Every line holding the string "dims" should be copied from the listing.

▸ EXERCISE DATA:
• • • • •

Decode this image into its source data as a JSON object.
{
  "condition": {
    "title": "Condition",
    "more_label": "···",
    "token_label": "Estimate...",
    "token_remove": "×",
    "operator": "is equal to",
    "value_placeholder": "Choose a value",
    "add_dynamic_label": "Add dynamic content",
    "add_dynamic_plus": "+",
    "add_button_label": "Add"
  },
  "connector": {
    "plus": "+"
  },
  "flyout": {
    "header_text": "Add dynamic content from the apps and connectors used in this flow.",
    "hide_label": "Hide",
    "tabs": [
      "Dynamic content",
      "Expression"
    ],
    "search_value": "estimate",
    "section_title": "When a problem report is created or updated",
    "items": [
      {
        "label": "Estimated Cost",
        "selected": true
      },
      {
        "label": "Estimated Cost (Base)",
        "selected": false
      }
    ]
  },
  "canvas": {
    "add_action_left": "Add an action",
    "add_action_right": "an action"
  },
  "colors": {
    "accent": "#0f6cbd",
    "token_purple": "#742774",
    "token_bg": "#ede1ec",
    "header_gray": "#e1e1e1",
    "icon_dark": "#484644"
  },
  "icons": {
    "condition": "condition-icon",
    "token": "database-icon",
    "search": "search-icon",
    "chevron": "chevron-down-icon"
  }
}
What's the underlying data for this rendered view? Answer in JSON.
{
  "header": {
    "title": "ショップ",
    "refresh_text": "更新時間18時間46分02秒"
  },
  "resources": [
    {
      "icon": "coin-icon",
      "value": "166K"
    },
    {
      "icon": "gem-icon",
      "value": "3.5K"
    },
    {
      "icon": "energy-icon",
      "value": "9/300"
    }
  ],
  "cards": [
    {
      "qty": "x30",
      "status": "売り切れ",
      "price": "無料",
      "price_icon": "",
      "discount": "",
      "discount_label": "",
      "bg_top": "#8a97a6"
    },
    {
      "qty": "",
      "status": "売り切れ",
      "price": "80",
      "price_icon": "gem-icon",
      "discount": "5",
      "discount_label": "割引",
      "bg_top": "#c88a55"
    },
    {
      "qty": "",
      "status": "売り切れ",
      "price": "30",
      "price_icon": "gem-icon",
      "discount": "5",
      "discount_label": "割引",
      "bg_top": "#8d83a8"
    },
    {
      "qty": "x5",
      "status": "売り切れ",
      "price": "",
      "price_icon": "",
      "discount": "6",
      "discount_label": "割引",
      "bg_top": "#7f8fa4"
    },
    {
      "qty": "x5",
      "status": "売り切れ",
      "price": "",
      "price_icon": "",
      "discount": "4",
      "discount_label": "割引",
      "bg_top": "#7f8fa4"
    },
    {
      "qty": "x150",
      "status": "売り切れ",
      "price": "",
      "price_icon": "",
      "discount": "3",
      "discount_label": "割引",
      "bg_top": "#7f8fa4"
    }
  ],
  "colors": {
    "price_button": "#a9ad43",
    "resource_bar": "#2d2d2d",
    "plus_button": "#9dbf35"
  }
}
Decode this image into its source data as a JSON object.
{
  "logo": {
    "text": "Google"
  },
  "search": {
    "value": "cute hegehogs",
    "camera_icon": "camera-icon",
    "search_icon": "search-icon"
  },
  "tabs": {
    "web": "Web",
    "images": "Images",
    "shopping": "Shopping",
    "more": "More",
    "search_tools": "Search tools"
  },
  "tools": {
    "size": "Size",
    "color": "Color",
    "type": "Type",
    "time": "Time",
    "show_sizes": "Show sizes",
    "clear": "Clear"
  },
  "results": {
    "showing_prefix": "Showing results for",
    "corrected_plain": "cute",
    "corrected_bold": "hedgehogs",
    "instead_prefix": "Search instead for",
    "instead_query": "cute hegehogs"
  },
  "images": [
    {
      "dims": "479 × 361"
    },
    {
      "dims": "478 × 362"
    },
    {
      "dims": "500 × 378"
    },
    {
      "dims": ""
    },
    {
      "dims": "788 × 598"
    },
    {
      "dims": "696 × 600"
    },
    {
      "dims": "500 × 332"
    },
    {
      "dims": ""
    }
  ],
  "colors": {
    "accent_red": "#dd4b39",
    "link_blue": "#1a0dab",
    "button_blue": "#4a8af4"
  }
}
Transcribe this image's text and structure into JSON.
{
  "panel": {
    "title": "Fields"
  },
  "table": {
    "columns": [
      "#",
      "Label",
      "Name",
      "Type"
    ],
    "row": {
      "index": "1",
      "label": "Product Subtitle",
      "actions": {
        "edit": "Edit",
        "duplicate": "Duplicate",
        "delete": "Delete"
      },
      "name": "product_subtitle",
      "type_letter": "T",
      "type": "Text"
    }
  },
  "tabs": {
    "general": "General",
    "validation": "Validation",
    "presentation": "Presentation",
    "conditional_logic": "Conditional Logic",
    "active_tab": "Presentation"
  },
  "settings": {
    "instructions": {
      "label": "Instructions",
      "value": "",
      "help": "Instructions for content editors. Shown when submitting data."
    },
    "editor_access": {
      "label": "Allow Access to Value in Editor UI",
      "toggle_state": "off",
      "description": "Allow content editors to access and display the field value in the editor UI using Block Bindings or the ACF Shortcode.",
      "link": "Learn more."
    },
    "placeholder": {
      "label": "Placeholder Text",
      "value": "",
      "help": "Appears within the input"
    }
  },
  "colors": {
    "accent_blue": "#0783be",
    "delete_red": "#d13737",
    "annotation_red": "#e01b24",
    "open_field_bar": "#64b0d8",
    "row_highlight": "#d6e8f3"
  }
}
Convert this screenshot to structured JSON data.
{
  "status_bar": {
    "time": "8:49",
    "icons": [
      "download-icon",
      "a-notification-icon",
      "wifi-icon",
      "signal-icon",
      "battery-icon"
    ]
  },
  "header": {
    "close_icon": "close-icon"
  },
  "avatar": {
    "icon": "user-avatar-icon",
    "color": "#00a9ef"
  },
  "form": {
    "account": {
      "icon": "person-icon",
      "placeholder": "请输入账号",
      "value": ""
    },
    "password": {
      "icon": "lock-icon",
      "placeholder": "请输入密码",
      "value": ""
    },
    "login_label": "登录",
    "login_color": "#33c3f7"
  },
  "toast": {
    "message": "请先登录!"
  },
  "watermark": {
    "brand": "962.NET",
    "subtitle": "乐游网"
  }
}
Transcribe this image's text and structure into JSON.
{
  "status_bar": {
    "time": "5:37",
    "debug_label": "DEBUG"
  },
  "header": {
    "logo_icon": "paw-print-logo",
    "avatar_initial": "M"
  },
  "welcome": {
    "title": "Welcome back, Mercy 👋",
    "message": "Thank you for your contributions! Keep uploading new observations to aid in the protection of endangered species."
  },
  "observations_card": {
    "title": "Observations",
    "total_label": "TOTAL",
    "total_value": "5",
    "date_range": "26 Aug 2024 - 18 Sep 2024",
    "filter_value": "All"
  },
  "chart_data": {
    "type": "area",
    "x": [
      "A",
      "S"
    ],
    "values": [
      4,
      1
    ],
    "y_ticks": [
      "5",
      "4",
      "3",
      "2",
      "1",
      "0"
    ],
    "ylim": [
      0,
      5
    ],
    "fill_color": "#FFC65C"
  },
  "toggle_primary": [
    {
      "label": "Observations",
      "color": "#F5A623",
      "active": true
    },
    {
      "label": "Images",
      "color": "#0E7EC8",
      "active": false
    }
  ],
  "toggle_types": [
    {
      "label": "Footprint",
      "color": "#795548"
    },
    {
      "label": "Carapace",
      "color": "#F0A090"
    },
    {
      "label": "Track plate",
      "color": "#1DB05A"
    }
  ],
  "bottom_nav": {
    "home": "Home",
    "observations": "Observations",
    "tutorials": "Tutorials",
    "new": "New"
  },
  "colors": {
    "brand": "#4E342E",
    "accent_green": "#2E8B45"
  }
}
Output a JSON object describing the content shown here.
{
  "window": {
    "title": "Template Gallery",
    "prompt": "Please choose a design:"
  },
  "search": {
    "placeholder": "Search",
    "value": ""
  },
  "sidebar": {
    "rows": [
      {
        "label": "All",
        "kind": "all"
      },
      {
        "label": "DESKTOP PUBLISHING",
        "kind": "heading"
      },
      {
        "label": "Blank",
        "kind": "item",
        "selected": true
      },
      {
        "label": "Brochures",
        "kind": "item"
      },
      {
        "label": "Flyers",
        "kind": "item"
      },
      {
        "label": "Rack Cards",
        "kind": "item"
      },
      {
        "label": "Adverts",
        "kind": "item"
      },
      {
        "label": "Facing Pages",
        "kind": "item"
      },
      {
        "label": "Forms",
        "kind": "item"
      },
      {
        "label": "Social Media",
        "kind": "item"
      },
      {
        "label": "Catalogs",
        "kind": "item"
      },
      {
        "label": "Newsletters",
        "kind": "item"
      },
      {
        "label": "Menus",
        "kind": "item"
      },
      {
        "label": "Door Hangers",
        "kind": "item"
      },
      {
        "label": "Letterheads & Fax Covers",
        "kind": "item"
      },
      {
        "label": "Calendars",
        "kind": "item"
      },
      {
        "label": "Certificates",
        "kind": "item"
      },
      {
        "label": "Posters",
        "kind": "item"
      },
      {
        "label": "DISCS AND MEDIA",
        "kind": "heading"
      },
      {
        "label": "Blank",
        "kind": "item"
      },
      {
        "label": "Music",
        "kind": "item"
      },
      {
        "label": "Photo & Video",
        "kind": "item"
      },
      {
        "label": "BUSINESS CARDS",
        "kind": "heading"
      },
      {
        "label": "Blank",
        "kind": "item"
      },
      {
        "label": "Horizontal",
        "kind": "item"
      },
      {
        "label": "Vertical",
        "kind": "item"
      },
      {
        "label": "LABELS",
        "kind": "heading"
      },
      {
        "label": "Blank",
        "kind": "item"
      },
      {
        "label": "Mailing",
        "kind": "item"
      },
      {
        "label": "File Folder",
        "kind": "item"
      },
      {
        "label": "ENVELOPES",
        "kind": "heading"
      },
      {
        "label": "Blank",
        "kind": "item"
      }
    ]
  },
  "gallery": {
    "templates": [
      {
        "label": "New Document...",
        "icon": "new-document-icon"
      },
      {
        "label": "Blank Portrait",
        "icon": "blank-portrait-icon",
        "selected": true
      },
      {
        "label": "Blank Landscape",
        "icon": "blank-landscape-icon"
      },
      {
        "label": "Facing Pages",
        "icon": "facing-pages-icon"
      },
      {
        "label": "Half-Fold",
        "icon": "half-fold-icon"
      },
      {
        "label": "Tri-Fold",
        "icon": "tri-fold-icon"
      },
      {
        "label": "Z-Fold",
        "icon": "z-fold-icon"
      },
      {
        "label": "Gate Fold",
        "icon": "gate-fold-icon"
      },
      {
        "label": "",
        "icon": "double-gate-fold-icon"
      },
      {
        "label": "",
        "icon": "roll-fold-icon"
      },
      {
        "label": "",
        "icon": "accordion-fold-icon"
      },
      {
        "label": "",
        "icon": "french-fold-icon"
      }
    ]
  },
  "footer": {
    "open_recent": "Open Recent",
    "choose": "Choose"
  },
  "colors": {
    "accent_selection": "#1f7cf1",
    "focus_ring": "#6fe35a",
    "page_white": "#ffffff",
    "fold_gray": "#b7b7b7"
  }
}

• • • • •

▸ RESPONSE FOR THIS EXERCISE:
      "dims": "479 × 361"
      "dims": "478 × 362"
      "dims": "500 × 378"
      "dims": ""
      "dims": "788 × 598"
      "dims": "696 × 600"
      "dims": "500 × 332"
      "dims": ""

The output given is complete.